-------- Records for this task

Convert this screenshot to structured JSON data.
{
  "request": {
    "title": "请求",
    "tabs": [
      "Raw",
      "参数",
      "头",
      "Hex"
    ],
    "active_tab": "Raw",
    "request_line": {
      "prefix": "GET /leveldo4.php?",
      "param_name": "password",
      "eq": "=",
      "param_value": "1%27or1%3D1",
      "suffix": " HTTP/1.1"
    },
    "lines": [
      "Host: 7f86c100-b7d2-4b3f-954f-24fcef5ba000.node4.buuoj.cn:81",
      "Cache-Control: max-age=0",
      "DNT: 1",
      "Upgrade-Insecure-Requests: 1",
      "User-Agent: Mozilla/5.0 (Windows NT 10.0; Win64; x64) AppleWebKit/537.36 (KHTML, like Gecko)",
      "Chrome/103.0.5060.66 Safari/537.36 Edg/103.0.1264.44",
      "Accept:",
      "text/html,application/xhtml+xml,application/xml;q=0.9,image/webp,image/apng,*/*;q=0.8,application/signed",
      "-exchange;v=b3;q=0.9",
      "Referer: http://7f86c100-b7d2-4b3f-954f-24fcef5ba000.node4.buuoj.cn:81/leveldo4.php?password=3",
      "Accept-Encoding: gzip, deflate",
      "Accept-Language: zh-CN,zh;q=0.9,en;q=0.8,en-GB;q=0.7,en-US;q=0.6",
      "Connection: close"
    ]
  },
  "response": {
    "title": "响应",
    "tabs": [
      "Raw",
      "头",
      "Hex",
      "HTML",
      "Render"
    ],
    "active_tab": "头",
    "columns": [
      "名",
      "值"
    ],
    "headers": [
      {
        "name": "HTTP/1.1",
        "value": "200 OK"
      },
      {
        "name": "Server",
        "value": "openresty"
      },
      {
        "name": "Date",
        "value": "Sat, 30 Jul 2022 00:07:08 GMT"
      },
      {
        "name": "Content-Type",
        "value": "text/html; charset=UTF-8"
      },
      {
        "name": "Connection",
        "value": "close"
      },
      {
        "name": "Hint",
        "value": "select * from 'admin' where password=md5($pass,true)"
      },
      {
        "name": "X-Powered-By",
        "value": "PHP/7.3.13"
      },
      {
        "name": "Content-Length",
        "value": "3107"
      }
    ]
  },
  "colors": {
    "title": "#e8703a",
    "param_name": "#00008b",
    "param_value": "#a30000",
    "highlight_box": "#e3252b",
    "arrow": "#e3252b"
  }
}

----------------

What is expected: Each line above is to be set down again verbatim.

Answer:
Convert this screenshot to structured JSON data.
{
  "request": {
    "title": "请求",
    "tabs": [
      "Raw",
      "参数",
      "头",
      "Hex"
    ],
    "active_tab": "Raw",
    "request_line": {
      "prefix": "GET /leveldo4.php?",
      "param_name": "password",
      "eq": "=",
      "param_value": "1%27or1%3D1",
      "suffix": " HTTP/1.1"
    },
    "lines": [
      "Host: 7f86c100-b7d2-4b3f-954f-24fcef5ba000.node4.buuoj.cn:81",
      "Cache-Control: max-age=0",
      "DNT: 1",
      "Upgrade-Insecure-Requests: 1",
      "User-Agent: Mozilla/5.0 (Windows NT 10.0; Win64; x64) AppleWebKit/537.36 (KHTML, like Gecko)",
      "Chrome/103.0.5060.66 Safari/537.36 Edg/103.0.1264.44",
      "Accept:",
      "text/html,application/xhtml+xml,application/xml;q=0.9,image/webp,image/apng,*/*;q=0.8,application/signed",
      "-exchange;v=b3;q=0.9",
      "Referer: http://7f86c100-b7d2-4b3f-954f-24fcef5ba000.node4.buuoj.cn:81/leveldo4.php?password=3",
      "Accept-Encoding: gzip, deflate",
      "Accept-Language: zh-CN,zh;q=0.9,en;q=0.8,en-GB;q=0.7,en-US;q=0.6",
      "Connection: close"
    ]
  },
  "response": {
    "title": "响应",
    "tabs": [
      "Raw",
      "头",
      "Hex",
      "HTML",
      "Render"
    ],
    "active_tab": "头",
    "columns": [
      "名",
      "值"
    ],
    "headers": [
      {
        "name": "HTTP/1.1",
        "value": "200 OK"
      },
      {
        "name": "Server",
        "value": "openresty"
      },
      {
        "name": "Date",
        "value": "Sat, 30 Jul 2022 00:07:08 GMT"
      },
      {
        "name": "Content-Type",
        "value": "text/html; charset=UTF-8"
      },
      {
        "name": "Connection",
        "value": "close"
      },
      {
        "name": "Hint",
        "value": "select * from 'admin' where password=md5($pass,true)"
      },
      {
        "name": "X-Powered-By",
        "value": "PHP/7.3.13"
      },
      {
        "name": "Content-Length",
        "value": "3107"
      }
    ]
  },
  "colors": {
    "title": "#e8703a",
    "param_name": "#00008b",
    "param_value": "#a30000",
    "highlight_box": "#e3252b",
    "arrow": "#e3252b"
  }
}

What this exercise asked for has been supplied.